This site uses cookies to store information on your computer. I'm fine with this Cookie information
Follow is on Twitter Like us on Facebook Follow us on Instagram
Covid-19 (Coronavirus)

Information and guidance for public, NHSGGC staff, and community-based services.  Hospital visiting restrictions now in place.

Screen Time

According to UNICEF's lead researcher on child internet use, online safety and child rights, digital media has become the primary means through which young people play, communicate, receive, create, share information, and express themselves. Young people explore their identities online, access health information and sources of advice and counselling, learn about their rights, report abuse or violations, express opinions and engage civically and politically with governments and the world around them.
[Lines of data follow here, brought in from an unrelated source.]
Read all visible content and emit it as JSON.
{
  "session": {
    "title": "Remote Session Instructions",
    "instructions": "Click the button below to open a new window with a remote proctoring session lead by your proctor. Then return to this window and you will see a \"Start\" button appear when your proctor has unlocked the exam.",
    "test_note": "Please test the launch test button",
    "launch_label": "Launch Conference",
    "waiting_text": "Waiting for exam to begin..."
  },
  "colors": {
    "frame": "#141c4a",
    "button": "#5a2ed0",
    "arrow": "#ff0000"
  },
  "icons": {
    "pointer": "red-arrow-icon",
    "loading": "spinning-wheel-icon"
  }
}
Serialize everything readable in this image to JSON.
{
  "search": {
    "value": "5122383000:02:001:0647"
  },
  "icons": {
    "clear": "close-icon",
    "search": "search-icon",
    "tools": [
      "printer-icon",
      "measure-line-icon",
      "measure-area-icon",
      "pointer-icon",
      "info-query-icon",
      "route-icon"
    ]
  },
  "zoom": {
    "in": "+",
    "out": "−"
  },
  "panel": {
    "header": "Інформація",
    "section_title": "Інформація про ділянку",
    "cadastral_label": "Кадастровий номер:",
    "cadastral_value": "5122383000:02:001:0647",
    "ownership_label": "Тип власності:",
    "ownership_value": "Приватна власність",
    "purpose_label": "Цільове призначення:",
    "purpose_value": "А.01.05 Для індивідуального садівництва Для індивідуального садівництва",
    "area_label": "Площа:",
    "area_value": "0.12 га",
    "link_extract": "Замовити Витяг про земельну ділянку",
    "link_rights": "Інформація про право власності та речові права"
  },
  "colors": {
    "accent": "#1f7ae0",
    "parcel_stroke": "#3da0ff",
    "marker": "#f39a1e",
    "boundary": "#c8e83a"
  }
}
The internet has become a powerful vehicle through which young people can overcome forms of discrimination or exclusion, to participate and be heard in meaningful decision-making processes, and exercise rights on their own behalf. 

At the same time United Kingdom Chief Medical Officers (UKCMO), have highlighted that parents and carers, children & young people (CYP), educational professionals, health professionals, academics and politicians have expressed concern that the amount of time CYP spend engaged in screen-based activities may be detrimental to their physical and mental health. There are also concerns about the content that CYP are viewing and its impact on the mental health of CYP. Some internet content is clearly inappropriate or harmful for children and yet they may still be able to access it should they seek it, or may inadvertently access it.
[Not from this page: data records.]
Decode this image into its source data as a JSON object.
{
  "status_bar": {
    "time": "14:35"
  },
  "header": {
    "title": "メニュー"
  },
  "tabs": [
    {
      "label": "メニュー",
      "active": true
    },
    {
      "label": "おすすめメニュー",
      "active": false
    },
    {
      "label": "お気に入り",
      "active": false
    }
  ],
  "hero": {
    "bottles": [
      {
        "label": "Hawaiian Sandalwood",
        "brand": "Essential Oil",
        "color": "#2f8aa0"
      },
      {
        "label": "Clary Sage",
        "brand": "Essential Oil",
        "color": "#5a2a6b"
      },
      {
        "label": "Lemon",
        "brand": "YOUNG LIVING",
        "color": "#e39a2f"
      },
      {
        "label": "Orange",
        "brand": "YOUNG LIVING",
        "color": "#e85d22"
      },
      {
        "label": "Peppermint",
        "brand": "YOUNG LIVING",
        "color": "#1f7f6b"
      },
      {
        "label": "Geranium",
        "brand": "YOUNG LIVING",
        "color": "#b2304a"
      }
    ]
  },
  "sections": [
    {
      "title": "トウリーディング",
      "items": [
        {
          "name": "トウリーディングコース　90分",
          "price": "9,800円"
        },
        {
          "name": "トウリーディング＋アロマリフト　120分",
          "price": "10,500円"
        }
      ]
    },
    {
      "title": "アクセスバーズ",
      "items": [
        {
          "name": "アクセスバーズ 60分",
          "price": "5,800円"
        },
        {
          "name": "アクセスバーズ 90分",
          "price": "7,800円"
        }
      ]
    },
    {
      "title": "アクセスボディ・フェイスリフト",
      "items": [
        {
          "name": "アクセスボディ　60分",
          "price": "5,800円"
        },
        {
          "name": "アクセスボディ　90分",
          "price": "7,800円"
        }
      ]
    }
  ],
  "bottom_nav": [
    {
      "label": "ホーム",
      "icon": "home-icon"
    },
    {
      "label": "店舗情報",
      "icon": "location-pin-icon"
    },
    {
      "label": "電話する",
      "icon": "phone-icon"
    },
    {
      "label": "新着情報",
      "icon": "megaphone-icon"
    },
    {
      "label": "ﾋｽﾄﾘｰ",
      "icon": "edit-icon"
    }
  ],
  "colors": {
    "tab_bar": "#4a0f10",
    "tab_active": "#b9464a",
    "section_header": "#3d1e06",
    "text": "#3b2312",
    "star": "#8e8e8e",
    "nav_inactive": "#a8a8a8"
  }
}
Technology should be used in moderation, with support and interaction from adults and with age appropriate activities.  It is important that children take part in a balance of different non-screen activities tooCYP, parents & teachers should be aware of screen time guidelines and the impact too much screen time may have on health & academic performance.

Evidence
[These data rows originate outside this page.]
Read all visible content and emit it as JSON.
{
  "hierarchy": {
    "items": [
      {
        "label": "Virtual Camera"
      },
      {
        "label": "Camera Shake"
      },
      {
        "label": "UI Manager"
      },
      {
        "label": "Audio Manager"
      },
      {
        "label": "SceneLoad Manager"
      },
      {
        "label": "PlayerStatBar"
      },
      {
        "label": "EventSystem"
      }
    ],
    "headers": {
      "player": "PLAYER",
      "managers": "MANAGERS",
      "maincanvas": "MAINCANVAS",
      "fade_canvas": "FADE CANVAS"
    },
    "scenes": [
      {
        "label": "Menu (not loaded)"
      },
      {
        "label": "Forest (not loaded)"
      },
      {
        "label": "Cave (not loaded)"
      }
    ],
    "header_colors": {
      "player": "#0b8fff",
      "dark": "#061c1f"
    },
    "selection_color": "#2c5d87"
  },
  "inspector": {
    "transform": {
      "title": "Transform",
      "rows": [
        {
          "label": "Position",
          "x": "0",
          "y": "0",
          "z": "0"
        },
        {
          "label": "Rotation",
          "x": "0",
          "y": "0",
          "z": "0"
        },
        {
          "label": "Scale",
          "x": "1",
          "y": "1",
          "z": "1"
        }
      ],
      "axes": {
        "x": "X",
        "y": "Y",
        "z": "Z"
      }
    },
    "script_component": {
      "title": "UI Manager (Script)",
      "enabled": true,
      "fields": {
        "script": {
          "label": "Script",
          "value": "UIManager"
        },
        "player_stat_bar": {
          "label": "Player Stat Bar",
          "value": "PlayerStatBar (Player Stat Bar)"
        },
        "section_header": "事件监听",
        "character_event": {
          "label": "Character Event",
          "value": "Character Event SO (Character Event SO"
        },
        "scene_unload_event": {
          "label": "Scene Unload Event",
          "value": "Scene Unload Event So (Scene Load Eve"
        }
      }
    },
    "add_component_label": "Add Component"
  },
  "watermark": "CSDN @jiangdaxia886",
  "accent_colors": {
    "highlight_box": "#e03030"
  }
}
In the UK children aged between 5‐16 years spend an average of 2-3 hours per day watching television, 1-3 hours on the internet, 1-2 hour playing video games and over an hour on mobile phones (not talk), a total of 6.3 hours of screen time per day.

In Glasgow 96% of young people in S1 to S6 interviewed for the Health & Wellbeing Survey 2014, stated they spend between 1 to 16 hours a day in front of screens on a weekday.

Compared to those with lower levels of screen time, those with higher screen time levels were more likely to have taken drugs, drunk alcohol weekly or be a current smoker, and more likely to have participated in antisocial/risky behaviours. They were also more likely to have skipped breakfast and to have been bullied or have bullied others in the last year.

Taking a precautionary approach even though no causal effect is evident from existing research between screen based activities, or the amount of time spent using screens, and any particular negative effect, it does not mean that there is no effect. It is still wise to take a precautionary approach. This needs to be balanced, however, against the potential benefits that CYP can derive from their screen-based activities. Under General Data Protection Regulation, in the UK only children aged 13 or over are able provide their own legal consent. Most social media companies have set an age restriction of 13 years of age to access and use their services. The UK CMOs support this.